This article explains how Thunderbird stores messages on the local disk drive and why it is necessary to compact messages periodically.
Thunderbird stores messages using the MBOX file format. With this file format, all the messages in each of Thunderbird's folders are concatenated and stored as plain text in a single file on the local hard drive (located into the Mail and ImapMail directories of your Profiles folder).

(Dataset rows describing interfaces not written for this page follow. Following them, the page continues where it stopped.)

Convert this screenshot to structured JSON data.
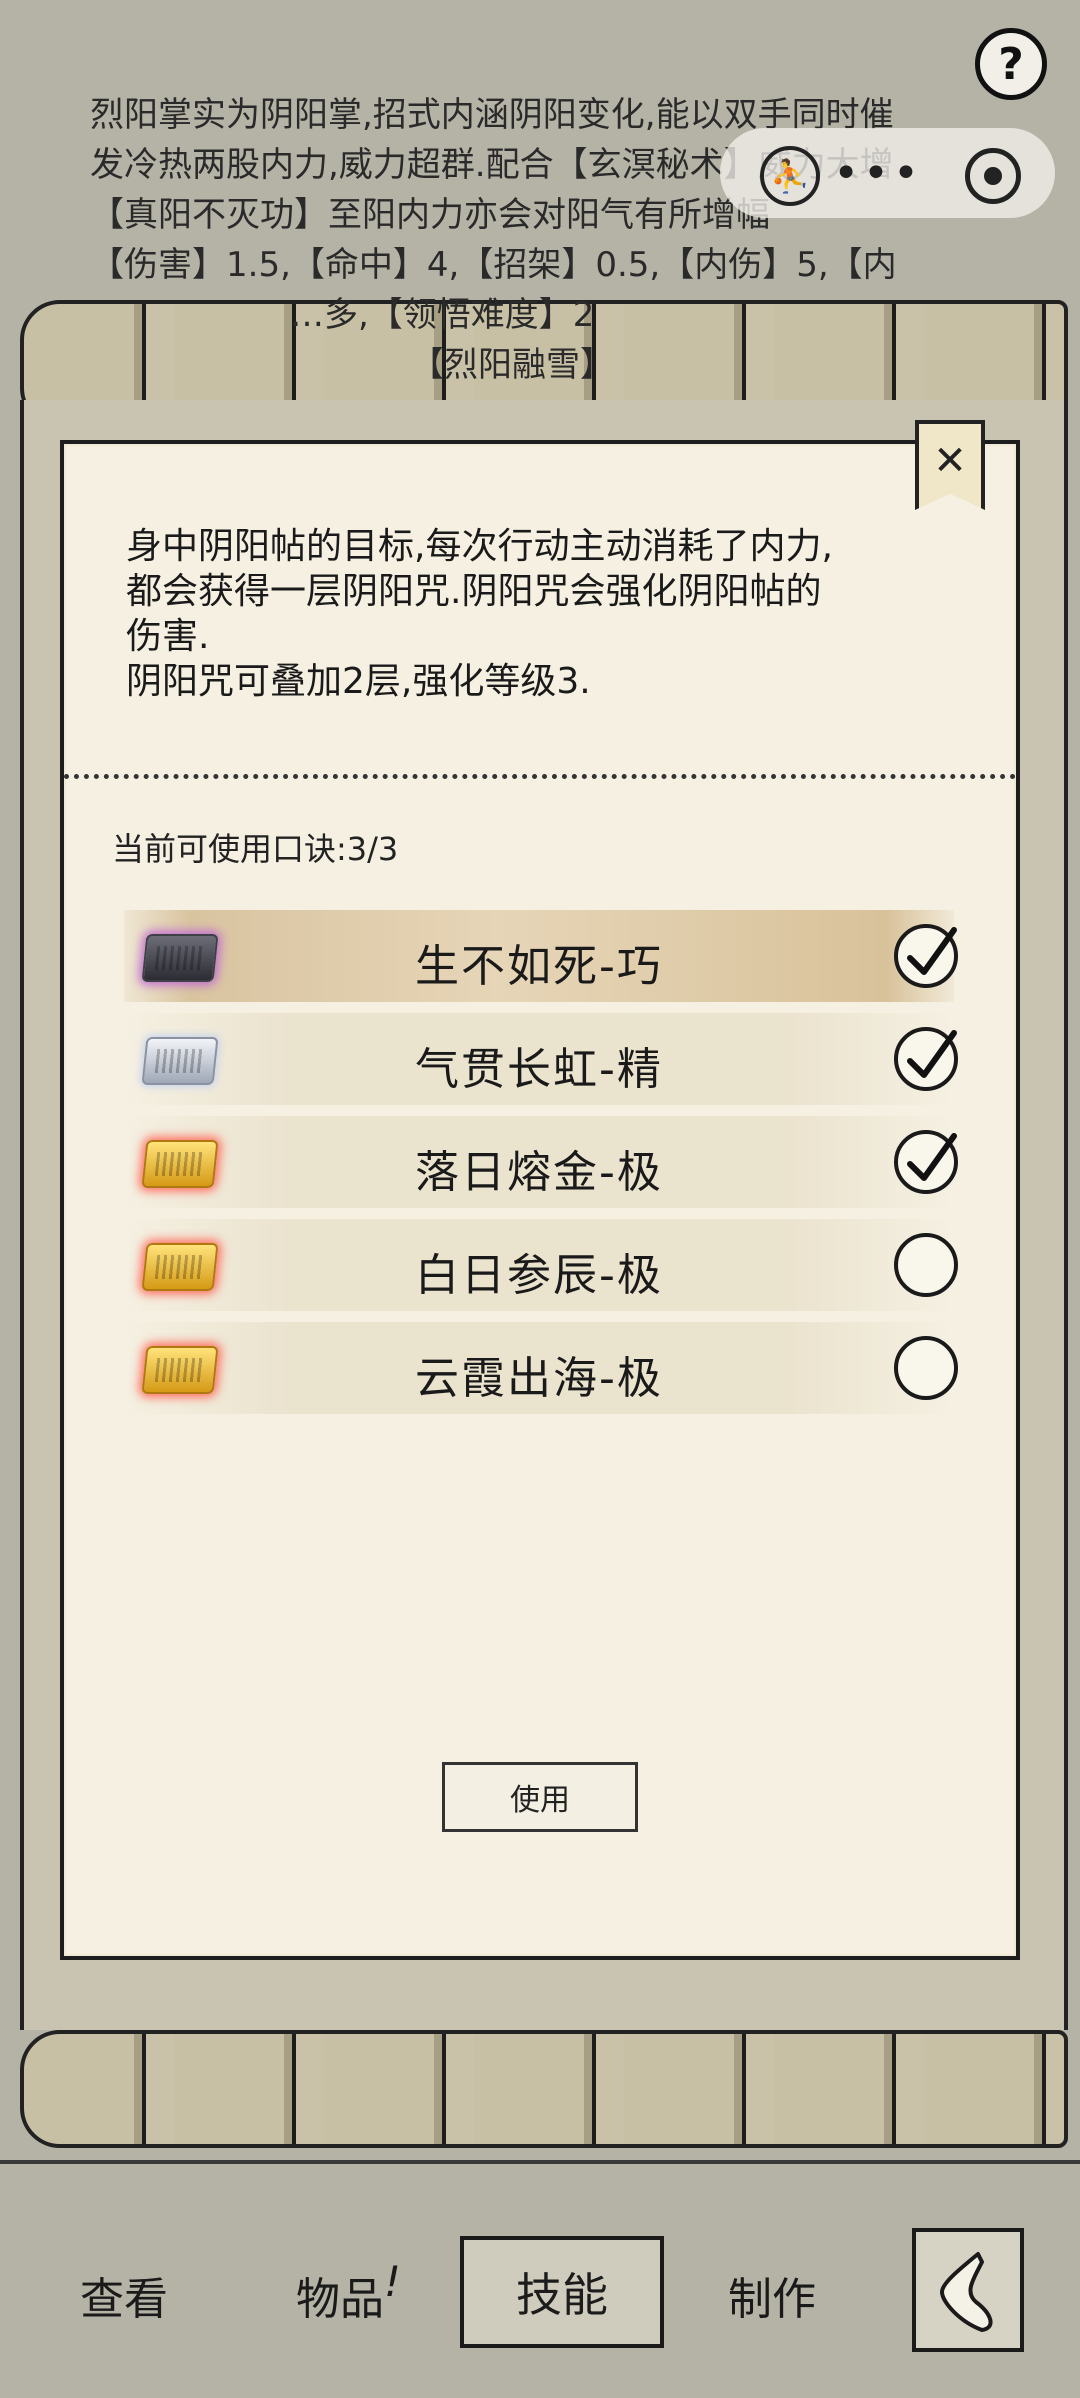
{
  "background": {
    "lines": [
      "烈阳掌实为阴阳掌,招式内涵阴阳变化,能以双手同时催",
      "发冷热两股内力,威力超群.配合【玄溟秘术】威力大增",
      "【真阳不灭功】至阳内力亦会对阳气有所增幅",
      "【伤害】1.5,【命中】4,【招架】0.5,【内伤】5,【内",
      "…多,【领悟难度】2",
      "【烈阳融雪】"
    ]
  },
  "help": {
    "label": "?"
  },
  "overlay": {
    "dots": "•••"
  },
  "dialog": {
    "close_label": "✕",
    "description": [
      "身中阴阳帖的目标,每次行动主动消耗了内力,",
      "都会获得一层阴阳咒.阴阳咒会强化阴阳帖的",
      "伤害.",
      "阴阳咒可叠加2层,强化等级3."
    ],
    "count_label": "当前可使用口诀:3/3",
    "skills": [
      {
        "name": "生不如死-巧",
        "tier": "purple",
        "checked": true
      },
      {
        "name": "气贯长虹-精",
        "tier": "silver",
        "checked": true
      },
      {
        "name": "落日熔金-极",
        "tier": "gold",
        "checked": true
      },
      {
        "name": "白日参辰-极",
        "tier": "gold",
        "checked": false
      },
      {
        "name": "云霞出海-极",
        "tier": "gold",
        "checked": false
      }
    ],
    "use_label": "使用"
  },
  "nav": {
    "view": "查看",
    "items": "物品",
    "items_badge": "!",
    "skills": "技能",
    "craft": "制作"
  },
  "colors": {
    "paper": "#f5f0e2",
    "background": "#b5b2a6",
    "purple_glow": "#c06bd2",
    "gold_glow": "#ff6a5a"
  }
}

As messages are added to a folder, the file containing the folder grows larger on the disk. However, when you delete a message or move it from one folder to another, the file on the disk does not automatically get smaller. This is because the original message is simply marked for deletion and hidden from view. It is not physically removed until you "compact" the folder. This temporarily improves performance in large folders but, in time, the large file is less efficient to work with. Therefore, in order to reclaim disk space and improve Thunderbird's performance, folders must be "compacted" periodically.

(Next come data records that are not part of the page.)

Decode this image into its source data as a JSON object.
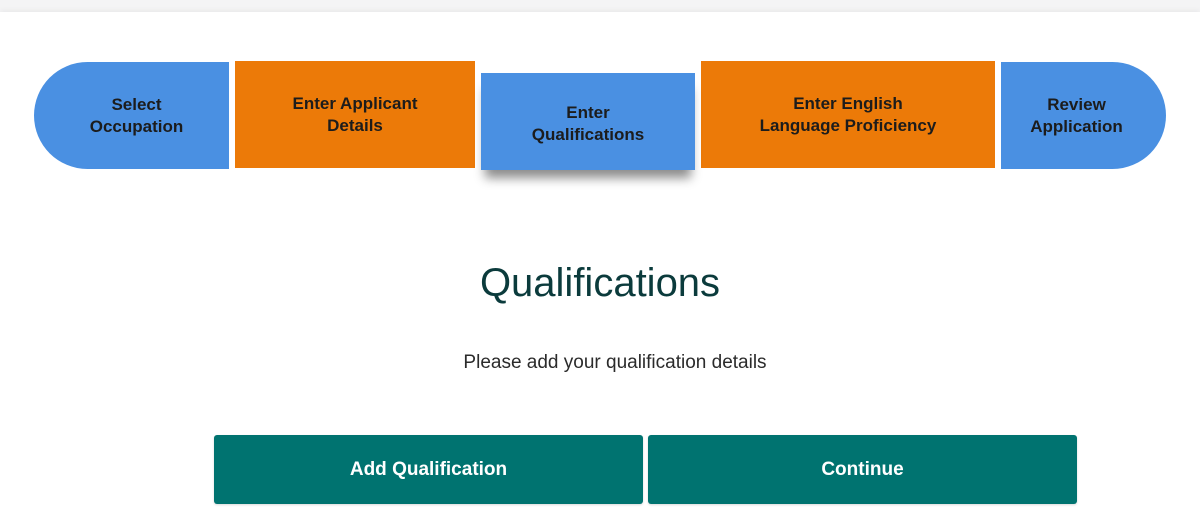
{
  "stepper": {
    "steps": [
      {
        "label": "Select\nOccupation",
        "color": "#4a90e2",
        "state": "done"
      },
      {
        "label": "Enter Applicant\nDetails",
        "color": "#ec7a08",
        "state": "done"
      },
      {
        "label": "Enter\nQualifications",
        "color": "#4a90e2",
        "state": "current"
      },
      {
        "label": "Enter English\nLanguage Proficiency",
        "color": "#ec7a08",
        "state": "todo"
      },
      {
        "label": "Review\nApplication",
        "color": "#4a90e2",
        "state": "todo"
      }
    ]
  },
  "main": {
    "title": "Qualifications",
    "subtitle": "Please add your qualification details",
    "add_button_label": "Add Qualification",
    "continue_button_label": "Continue"
  },
  "colors": {
    "primary_button": "#007370",
    "title": "#0b3b3c",
    "step_blue": "#4a90e2",
    "step_orange": "#ec7a08"
  }
}
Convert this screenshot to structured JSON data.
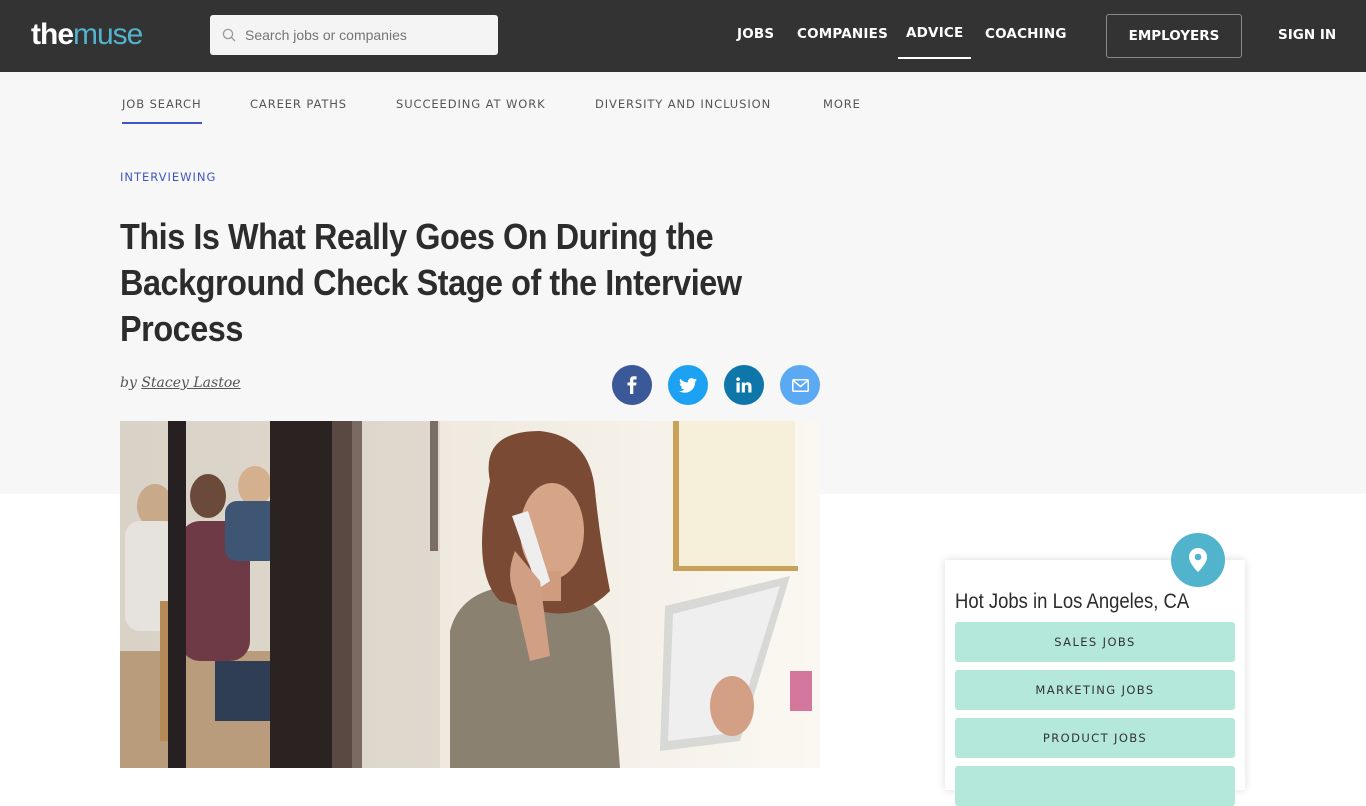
{
  "header": {
    "logo": {
      "part1": "the",
      "part2": "muse"
    },
    "search": {
      "placeholder": "Search jobs or companies",
      "value": ""
    },
    "nav": [
      {
        "label": "JOBS",
        "active": false
      },
      {
        "label": "COMPANIES",
        "active": false
      },
      {
        "label": "ADVICE",
        "active": true
      },
      {
        "label": "COACHING",
        "active": false
      }
    ],
    "employers_label": "EMPLOYERS",
    "signin_label": "SIGN IN"
  },
  "subnav": [
    {
      "label": "JOB SEARCH",
      "active": true
    },
    {
      "label": "CAREER PATHS",
      "active": false
    },
    {
      "label": "SUCCEEDING AT WORK",
      "active": false
    },
    {
      "label": "DIVERSITY AND INCLUSION",
      "active": false
    },
    {
      "label": "MORE",
      "active": false
    }
  ],
  "article": {
    "category": "INTERVIEWING",
    "title_lines": [
      "This Is What Really Goes On During the",
      "Background Check Stage of the Interview",
      "Process"
    ],
    "byline_prefix": "by",
    "author": "Stacey Lastoe",
    "share": [
      {
        "network": "facebook",
        "glyph": "f"
      },
      {
        "network": "twitter",
        "glyph": "t"
      },
      {
        "network": "linkedin",
        "glyph": "in"
      },
      {
        "network": "email",
        "glyph": "envelope"
      }
    ],
    "image_alt": "Woman on the phone holding a tablet in an office"
  },
  "sidebar": {
    "hot_jobs_title": "Hot Jobs in Los Angeles, CA",
    "jobs": [
      {
        "label": "SALES JOBS"
      },
      {
        "label": "MARKETING JOBS"
      },
      {
        "label": "PRODUCT JOBS"
      },
      {
        "label": ""
      }
    ]
  },
  "colors": {
    "header_bg": "#333333",
    "brand_teal": "#52b3cc",
    "accent_blue": "#3e57c4",
    "hero_bg": "#f7f7f7",
    "job_button": "#b3e8da",
    "facebook": "#3b5998",
    "twitter": "#1da1f2",
    "linkedin": "#0e76a8",
    "email": "#5aa9f2"
  }
}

To compact a folder, Thunderbird opens the existing MBOX file on the disk (for example, the Inbox). Based on the rules for the MBOX mail format it reads the file one message at a time.
This process is repeated one message at a time until the end of the file is reached. After that the original message storage file is deleted and the new one replaces it. This is followed by the generation of a new index for this message file (for example, called Inbox.msf).
The compaction process is done automatically in Thunderbird (since version 5) when it saves more than 20 MB of space on the disk.
You can also launch a manual compaction request if needed:
During a compaction process, progress is displayed in the Status Bar:
In the Thunderbird | PreferencesTools | OptionsEdit | Preferences | Advanced | Network & Disk Space menu, you can: